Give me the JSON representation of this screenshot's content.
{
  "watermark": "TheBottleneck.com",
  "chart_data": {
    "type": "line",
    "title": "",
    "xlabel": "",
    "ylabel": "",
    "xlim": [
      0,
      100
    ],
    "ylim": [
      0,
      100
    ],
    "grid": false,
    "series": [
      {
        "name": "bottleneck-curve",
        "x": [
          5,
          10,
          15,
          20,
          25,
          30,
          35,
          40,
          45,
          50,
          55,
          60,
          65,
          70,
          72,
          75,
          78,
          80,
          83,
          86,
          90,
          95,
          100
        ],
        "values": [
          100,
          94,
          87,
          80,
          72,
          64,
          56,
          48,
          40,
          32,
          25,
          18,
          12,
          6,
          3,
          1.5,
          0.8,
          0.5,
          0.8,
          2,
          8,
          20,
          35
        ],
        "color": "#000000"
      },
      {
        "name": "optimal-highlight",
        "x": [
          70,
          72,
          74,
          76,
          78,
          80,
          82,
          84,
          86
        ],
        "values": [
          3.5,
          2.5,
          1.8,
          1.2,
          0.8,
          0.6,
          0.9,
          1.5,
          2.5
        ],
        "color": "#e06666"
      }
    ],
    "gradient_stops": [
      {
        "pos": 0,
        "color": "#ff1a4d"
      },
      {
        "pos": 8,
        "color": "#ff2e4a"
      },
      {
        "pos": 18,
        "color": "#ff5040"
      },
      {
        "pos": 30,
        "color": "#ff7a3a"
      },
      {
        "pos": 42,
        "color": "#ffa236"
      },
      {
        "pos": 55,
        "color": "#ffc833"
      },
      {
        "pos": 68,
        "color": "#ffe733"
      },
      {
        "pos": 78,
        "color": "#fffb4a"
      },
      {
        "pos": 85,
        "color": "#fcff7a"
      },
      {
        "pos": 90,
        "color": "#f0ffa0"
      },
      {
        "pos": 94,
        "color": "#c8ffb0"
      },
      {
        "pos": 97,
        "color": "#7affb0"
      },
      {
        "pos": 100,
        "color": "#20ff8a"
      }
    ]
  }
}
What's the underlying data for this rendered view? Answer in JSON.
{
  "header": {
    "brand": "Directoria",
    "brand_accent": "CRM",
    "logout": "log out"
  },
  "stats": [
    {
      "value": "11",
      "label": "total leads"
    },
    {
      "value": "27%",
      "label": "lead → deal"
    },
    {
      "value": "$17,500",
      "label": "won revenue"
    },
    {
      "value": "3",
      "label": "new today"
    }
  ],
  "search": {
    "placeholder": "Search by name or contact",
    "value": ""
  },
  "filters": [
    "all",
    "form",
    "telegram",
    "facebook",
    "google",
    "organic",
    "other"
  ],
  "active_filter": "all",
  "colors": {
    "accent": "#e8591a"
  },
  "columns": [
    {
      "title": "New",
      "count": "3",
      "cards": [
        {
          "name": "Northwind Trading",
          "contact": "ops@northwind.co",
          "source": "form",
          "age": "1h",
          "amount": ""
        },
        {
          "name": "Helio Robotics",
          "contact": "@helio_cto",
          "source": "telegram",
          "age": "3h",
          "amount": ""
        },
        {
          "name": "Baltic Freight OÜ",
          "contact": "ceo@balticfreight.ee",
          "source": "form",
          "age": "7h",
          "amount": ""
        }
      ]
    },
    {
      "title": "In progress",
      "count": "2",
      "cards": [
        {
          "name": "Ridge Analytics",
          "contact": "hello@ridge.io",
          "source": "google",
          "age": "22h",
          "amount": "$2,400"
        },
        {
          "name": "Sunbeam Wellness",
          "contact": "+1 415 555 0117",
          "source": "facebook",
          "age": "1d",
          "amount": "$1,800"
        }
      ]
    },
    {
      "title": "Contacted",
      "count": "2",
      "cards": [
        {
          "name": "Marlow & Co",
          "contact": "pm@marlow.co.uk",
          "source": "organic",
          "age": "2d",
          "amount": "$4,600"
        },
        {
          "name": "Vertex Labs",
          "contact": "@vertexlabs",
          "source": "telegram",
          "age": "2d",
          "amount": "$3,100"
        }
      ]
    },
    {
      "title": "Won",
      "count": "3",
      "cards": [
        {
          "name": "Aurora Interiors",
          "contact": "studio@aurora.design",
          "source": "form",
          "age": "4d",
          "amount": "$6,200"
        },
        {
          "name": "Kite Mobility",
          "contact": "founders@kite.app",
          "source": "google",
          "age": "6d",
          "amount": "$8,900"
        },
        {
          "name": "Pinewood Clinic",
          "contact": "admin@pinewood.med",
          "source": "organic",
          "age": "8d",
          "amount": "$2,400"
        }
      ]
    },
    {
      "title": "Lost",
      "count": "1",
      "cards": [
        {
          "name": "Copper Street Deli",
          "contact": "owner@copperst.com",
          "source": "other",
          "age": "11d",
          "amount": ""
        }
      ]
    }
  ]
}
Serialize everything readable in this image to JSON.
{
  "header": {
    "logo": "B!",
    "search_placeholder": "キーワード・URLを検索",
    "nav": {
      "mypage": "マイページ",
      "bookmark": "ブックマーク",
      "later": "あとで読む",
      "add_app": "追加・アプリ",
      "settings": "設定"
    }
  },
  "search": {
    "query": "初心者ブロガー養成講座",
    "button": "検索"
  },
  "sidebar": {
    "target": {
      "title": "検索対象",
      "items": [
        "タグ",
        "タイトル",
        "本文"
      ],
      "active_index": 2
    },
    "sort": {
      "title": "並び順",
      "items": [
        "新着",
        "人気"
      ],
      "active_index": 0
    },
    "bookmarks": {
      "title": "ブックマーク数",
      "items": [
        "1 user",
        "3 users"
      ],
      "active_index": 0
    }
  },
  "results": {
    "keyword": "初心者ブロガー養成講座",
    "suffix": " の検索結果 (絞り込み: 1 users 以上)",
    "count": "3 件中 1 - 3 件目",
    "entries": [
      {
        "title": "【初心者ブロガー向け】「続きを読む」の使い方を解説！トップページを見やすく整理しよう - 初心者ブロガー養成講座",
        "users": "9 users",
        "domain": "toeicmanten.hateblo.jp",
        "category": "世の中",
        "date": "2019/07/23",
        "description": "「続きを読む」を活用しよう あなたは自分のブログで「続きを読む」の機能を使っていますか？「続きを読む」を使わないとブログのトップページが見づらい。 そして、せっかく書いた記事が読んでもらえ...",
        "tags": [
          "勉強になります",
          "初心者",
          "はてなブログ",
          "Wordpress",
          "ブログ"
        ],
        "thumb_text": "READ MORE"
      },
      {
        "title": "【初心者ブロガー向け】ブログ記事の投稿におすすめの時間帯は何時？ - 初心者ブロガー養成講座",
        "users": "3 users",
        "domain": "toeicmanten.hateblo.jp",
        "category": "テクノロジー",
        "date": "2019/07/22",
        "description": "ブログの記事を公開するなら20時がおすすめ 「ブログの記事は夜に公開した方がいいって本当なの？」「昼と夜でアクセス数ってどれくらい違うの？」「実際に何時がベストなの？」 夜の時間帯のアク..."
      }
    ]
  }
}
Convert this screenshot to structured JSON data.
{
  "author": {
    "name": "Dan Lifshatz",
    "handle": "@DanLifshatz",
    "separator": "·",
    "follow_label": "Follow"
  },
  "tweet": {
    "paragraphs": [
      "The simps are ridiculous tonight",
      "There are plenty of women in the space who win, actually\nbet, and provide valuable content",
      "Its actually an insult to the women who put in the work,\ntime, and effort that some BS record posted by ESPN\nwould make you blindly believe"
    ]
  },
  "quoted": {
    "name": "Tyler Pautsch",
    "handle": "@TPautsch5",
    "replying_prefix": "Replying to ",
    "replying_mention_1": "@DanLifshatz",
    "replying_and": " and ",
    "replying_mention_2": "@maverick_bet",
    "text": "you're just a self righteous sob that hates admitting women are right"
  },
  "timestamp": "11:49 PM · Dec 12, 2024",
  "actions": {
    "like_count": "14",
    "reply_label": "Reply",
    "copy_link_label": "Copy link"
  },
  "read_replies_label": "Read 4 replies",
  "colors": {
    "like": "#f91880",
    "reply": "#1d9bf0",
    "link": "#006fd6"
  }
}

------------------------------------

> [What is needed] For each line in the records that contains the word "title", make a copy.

> [Exercise answer]
    "title": "",
      "title": "New",
      "title": "In progress",
      "title": "Contacted",
      "title": "Won",
      "title": "Lost",
      "title": "検索対象",
      "title": "並び順",
      "title": "ブックマーク数",
        "title": "【初心者ブロガー向け】「続きを読む」の使い方を解説！トップページを見やすく整理しよう - 初心者ブロガー養成講座",
        "title": "【初心者ブロガー向け】ブログ記事の投稿におすすめの時間帯は何時？ - 初心者ブロガー養成講座",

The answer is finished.